“It’s the first thing I intend to do next week, if we’re still in charge,” said Renzi, who is widely expected to resign if a majority of voters reject his constitutional reform law in a referendum on Dec. 4.
Meanwhile, his government is clashing with the EU over asylum seekers, a vast majority of whom end up in Italy because its southernmost islands are the first European stop for people fleeing war and persecution in Africa and the Middle East.
There were 172,897 refugees arriving in Italy by sea as of Nov. 30 this year, according to the UNHCR, the United Nations refugee agency.
The EU has agreed to a relocation program to share the burden of hosting tens of thousands of refugees across the bloc, but several countries have refused to stick to that commitment.
Several Central European countries closed their borders to stem migrant influx as Europe faces the largest-scale migration crisis since World War II.
Italy is arguing that unless the EU does its fair share – including the relocation of 39,600 asylum seekers from its soil to other European countries – it will wield its veto power to torpedo the Union’s proposed budget, worth 134.49 billion euros(143.33 billion U.S. dollars) in 2017.
Renzi – who was Italy’s youngest prime minister when he took office in February 2014 at the age of 39 – also warned if the ‘No’ vote carries the day, it will be years before Italy gets a similar chance.
“If the reform doesn’t pass it will be like putting a tombstone on reforms for at least a decade,” he said. “It’s been like that in the past”.
The constitutional reform went through a total of two years and four days of debate, six readings, and 5,400 voting sessions in both houses of parliament before becoming law, Renzi pointed out.
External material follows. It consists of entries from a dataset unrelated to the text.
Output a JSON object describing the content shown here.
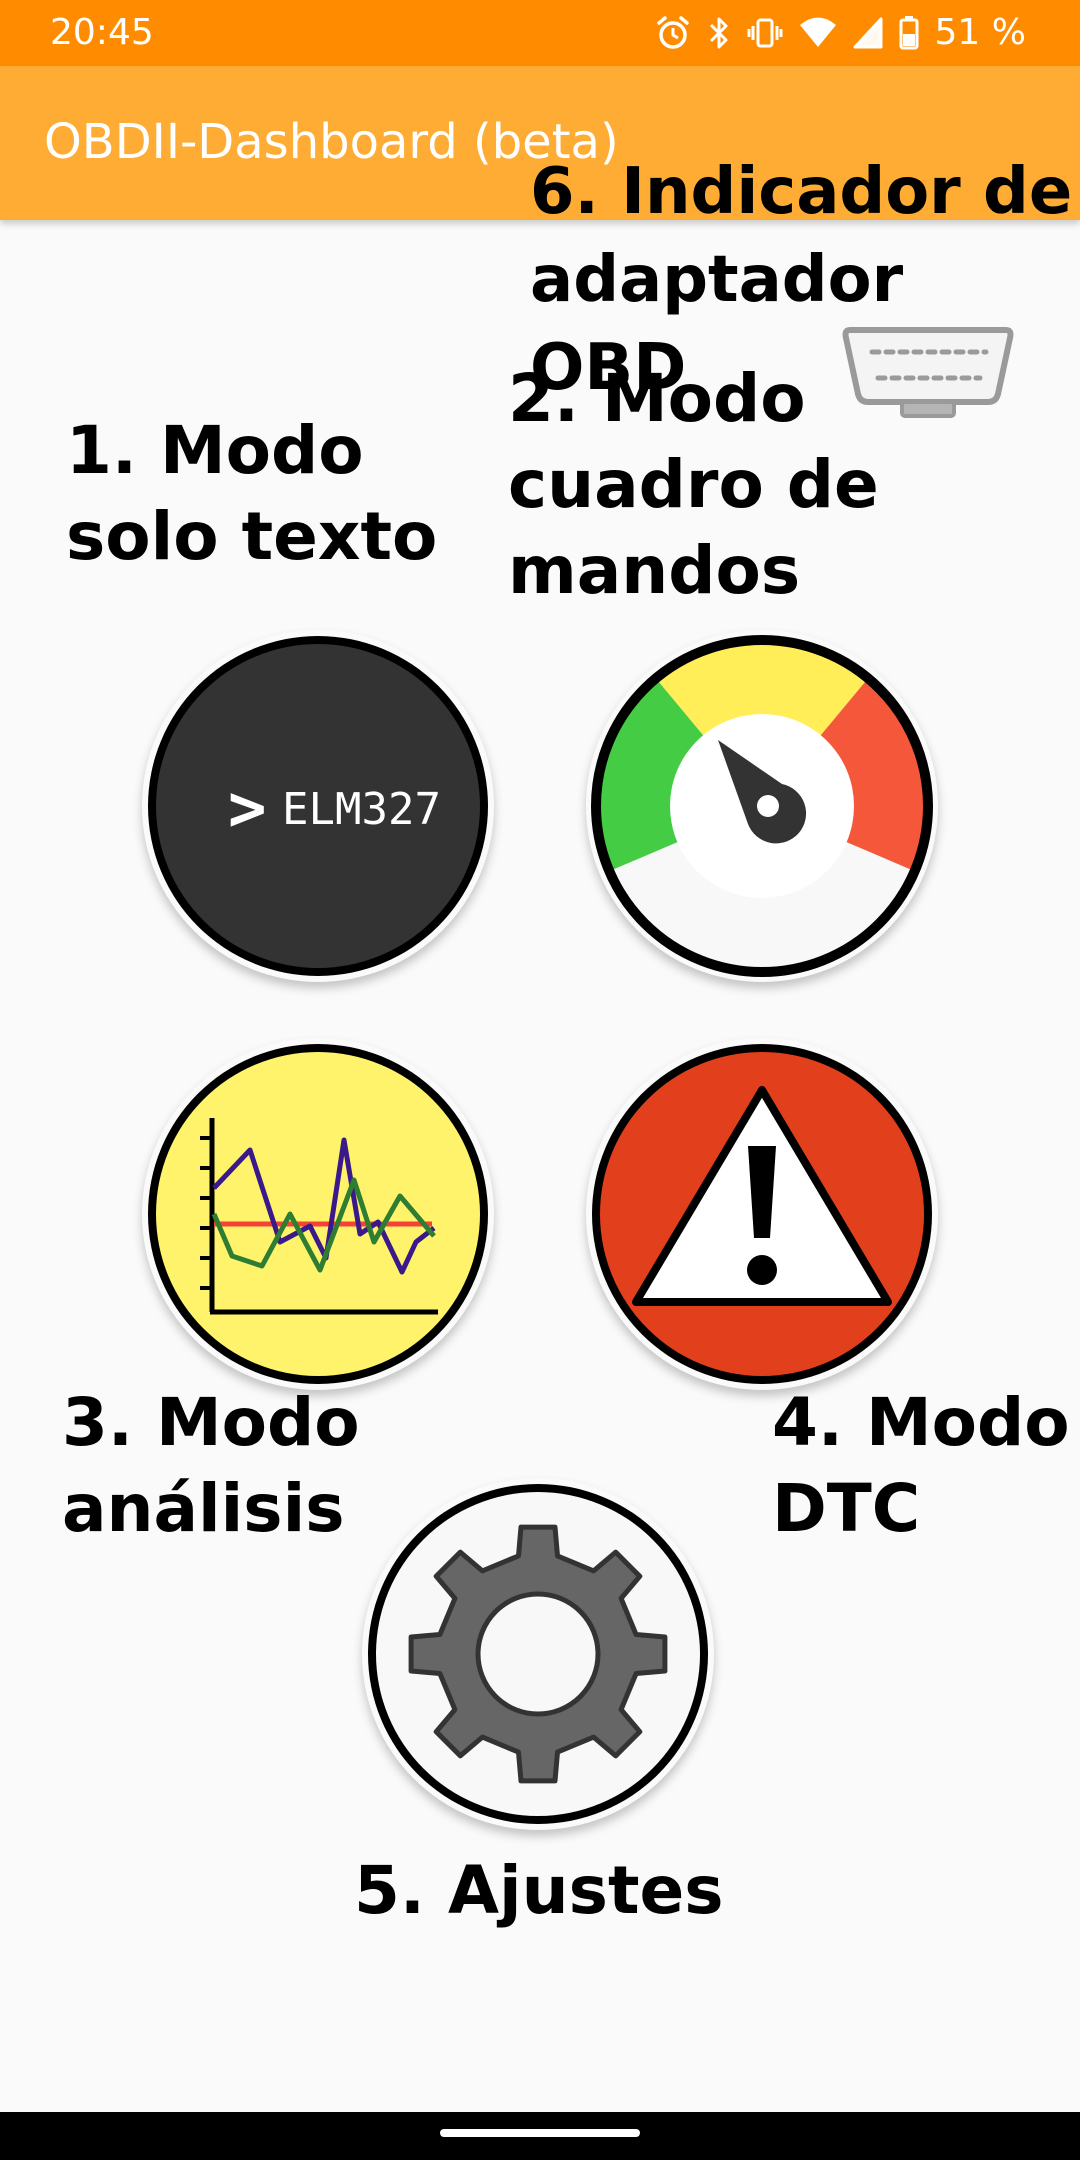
{
  "status_bar": {
    "time": "20:45",
    "battery_percent": "51 %",
    "icons": [
      "alarm-icon",
      "bluetooth-icon",
      "vibrate-icon",
      "wifi-icon",
      "cell-signal-icon",
      "battery-icon"
    ],
    "battery_level": 0.51
  },
  "app_bar": {
    "title": "OBDII-Dashboard (beta)",
    "color": "#ffac35"
  },
  "colors": {
    "status_bar": "#ff8c00",
    "background": "#fafafa",
    "text_mode_button": "#333333",
    "analysis_button": "#fff36b",
    "dtc_button": "#e2401c",
    "settings_gear": "#666666",
    "gauge_green": "#44cc44",
    "gauge_yellow": "#ffee58",
    "gauge_red": "#f4573a"
  },
  "labels": {
    "obd_indicator": "6. Indicador de\nadaptador OBD",
    "dashboard_mode": "2. Modo\ncuadro de\nmandos",
    "text_mode": "1. Modo\nsolo texto",
    "analysis_mode": "3. Modo\nanálisis",
    "dtc_mode": "4. Modo\nDTC",
    "settings": "5. Ajustes"
  },
  "buttons": {
    "text_mode": {
      "prompt_symbol": ">",
      "prompt_text": "ELM327",
      "icon": "terminal-icon"
    },
    "dashboard_mode": {
      "icon": "speedometer-gauge-icon"
    },
    "analysis_mode": {
      "icon": "line-chart-icon"
    },
    "dtc_mode": {
      "icon": "warning-triangle-icon"
    },
    "settings": {
      "icon": "gear-icon"
    }
  },
  "obd_indicator": {
    "icon": "obd-connector-icon"
  }
}
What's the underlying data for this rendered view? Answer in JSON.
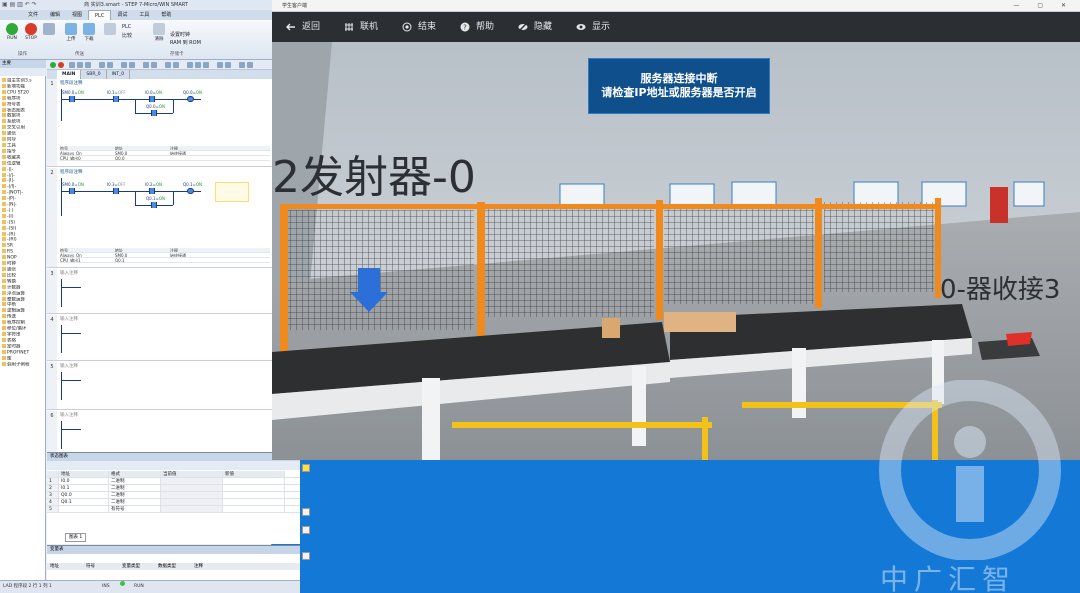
{
  "step7": {
    "title": "商 实训3.smart - STEP 7-Micro/WIN SMART",
    "menu": [
      "文件",
      "编辑",
      "视图",
      "PLC",
      "调试",
      "工具",
      "帮助"
    ],
    "active_menu": "PLC",
    "ribbon": {
      "run": "RUN",
      "stop": "STOP",
      "upload": "上传",
      "download": "下载",
      "plc": "PLC",
      "compare": "比较",
      "erase": "清除",
      "set_clock": "设置时钟",
      "ram_rom": "RAM 到 ROM",
      "group_ops": "操作",
      "group_transfer": "传送",
      "group_mem": "存储卡"
    }
  },
  "tree": {
    "header": "主要",
    "items": [
      "自主实训3.s",
      "新增功能",
      "CPU ST20",
      "程序块",
      "符号表",
      "状态图表",
      "数据块",
      "系统块",
      "交叉引用",
      "通信",
      "向导",
      "工具",
      "指令",
      "收藏夹",
      "位逻辑",
      "-||-",
      "-|/|-",
      "-|I|-",
      "-|/I|-",
      "-|NOT|-",
      "-|P|-",
      "-|N|-",
      "-( )",
      "-(I)",
      "-(S)",
      "-(SI)",
      "-(R)",
      "-(RI)",
      "SR",
      "RS",
      "NOP",
      "时钟",
      "通信",
      "比较",
      "转换",
      "计数器",
      "浮点运算",
      "整数运算",
      "中断",
      "逻辑运算",
      "传送",
      "程序控制",
      "移位/循环",
      "字符串",
      "表格",
      "定时器",
      "PROFINET",
      "库",
      "调用子例程"
    ]
  },
  "editor": {
    "tabs": [
      "MAIN",
      "SBR_0",
      "INT_0"
    ],
    "networks": [
      {
        "num": "1",
        "comment": "程序段注释",
        "contacts": [
          {
            "addr": "SM0.0",
            "state": "ON"
          },
          {
            "addr": "I0.1",
            "state": "OFF"
          },
          {
            "addr": "I0.0",
            "state": "ON"
          }
        ],
        "parallel": {
          "addr": "Q0.0",
          "state": "ON"
        },
        "coil": {
          "addr": "Q0.0",
          "state": "ON"
        },
        "symbols": {
          "headers": [
            "符号",
            "地址",
            "注释"
          ],
          "rows": [
            [
              "Always_On",
              "SM0.0",
              "始终接通"
            ],
            [
              "CPU_输出0",
              "Q0.0",
              ""
            ]
          ]
        }
      },
      {
        "num": "2",
        "comment": "程序段注释",
        "contacts": [
          {
            "addr": "SM0.0",
            "state": "ON"
          },
          {
            "addr": "I0.3",
            "state": "OFF"
          },
          {
            "addr": "I0.2",
            "state": "ON"
          }
        ],
        "parallel": {
          "addr": "Q0.1",
          "state": "ON"
        },
        "coil": {
          "addr": "Q0.1",
          "state": "ON"
        },
        "symbols": {
          "headers": [
            "符号",
            "地址",
            "注释"
          ],
          "rows": [
            [
              "Always_On",
              "SM0.0",
              "始终接通"
            ],
            [
              "CPU_输出1",
              "Q0.1",
              ""
            ]
          ]
        }
      }
    ],
    "empty_networks": [
      {
        "num": "3",
        "comment": "输入注释"
      },
      {
        "num": "4",
        "comment": "输入注释"
      },
      {
        "num": "5",
        "comment": "输入注释"
      },
      {
        "num": "6",
        "comment": "输入注释"
      }
    ]
  },
  "status_chart": {
    "title": "状态图表",
    "headers": [
      "",
      "地址",
      "格式",
      "当前值",
      "新值"
    ],
    "rows": [
      [
        "1",
        "I0.0",
        "二进制",
        "",
        ""
      ],
      [
        "2",
        "I0.1",
        "二进制",
        "",
        ""
      ],
      [
        "3",
        "Q0.0",
        "二进制",
        "",
        ""
      ],
      [
        "4",
        "Q0.1",
        "二进制",
        "",
        ""
      ],
      [
        "5",
        "",
        "有符号",
        "",
        ""
      ]
    ],
    "tab": "图表 1"
  },
  "vars": {
    "title": "变量表",
    "headers": [
      "地址",
      "符号",
      "变量类型",
      "数据类型",
      "注释"
    ]
  },
  "statusbar": {
    "mode": "LAD 程序段 2 行 1 列 1",
    "ins": "INS",
    "run": "RUN"
  },
  "twin": {
    "title": "学生客户端",
    "buttons": [
      "返回",
      "联机",
      "结束",
      "帮助",
      "隐藏",
      "显示"
    ],
    "alert_line1": "服务器连接中断",
    "alert_line2": "请检查IP地址或服务器是否开启",
    "scene_text_emitter": "2发射器-0",
    "scene_text_receiver": "0-器收接3"
  },
  "watermark": {
    "text": "中广汇智"
  }
}
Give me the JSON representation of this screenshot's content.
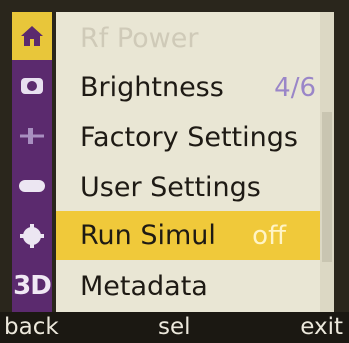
{
  "tabs": [
    {
      "icon": "home-icon",
      "active": true
    },
    {
      "icon": "camera-icon",
      "active": false
    },
    {
      "icon": "settings-sliders-icon",
      "active": false
    },
    {
      "icon": "display-icon",
      "active": false
    },
    {
      "icon": "gear-icon",
      "active": false
    },
    {
      "icon": "3d-icon",
      "label": "3D",
      "active": false
    }
  ],
  "menu": {
    "items": [
      {
        "label": "Rf Power",
        "value": "",
        "disabled": true,
        "selected": false
      },
      {
        "label": "Brightness",
        "value": "4/6",
        "disabled": false,
        "selected": false
      },
      {
        "label": "Factory Settings",
        "value": "",
        "disabled": false,
        "selected": false
      },
      {
        "label": "User Settings",
        "value": "",
        "disabled": false,
        "selected": false
      },
      {
        "label": "Run Simul",
        "value": "off",
        "disabled": false,
        "selected": true
      },
      {
        "label": "Metadata",
        "value": "",
        "disabled": false,
        "selected": false
      }
    ]
  },
  "softkeys": {
    "back": "back",
    "sel": "sel",
    "exit": "exit"
  },
  "colors": {
    "tab_strip": "#5b2a6e",
    "highlight": "#f0c93a",
    "menu_bg": "#e9e6d4",
    "value_text": "#9a86c8"
  }
}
“It’s an extremely difficult reform to carry out, and this is why we won’t get another chance,” he said. Enditem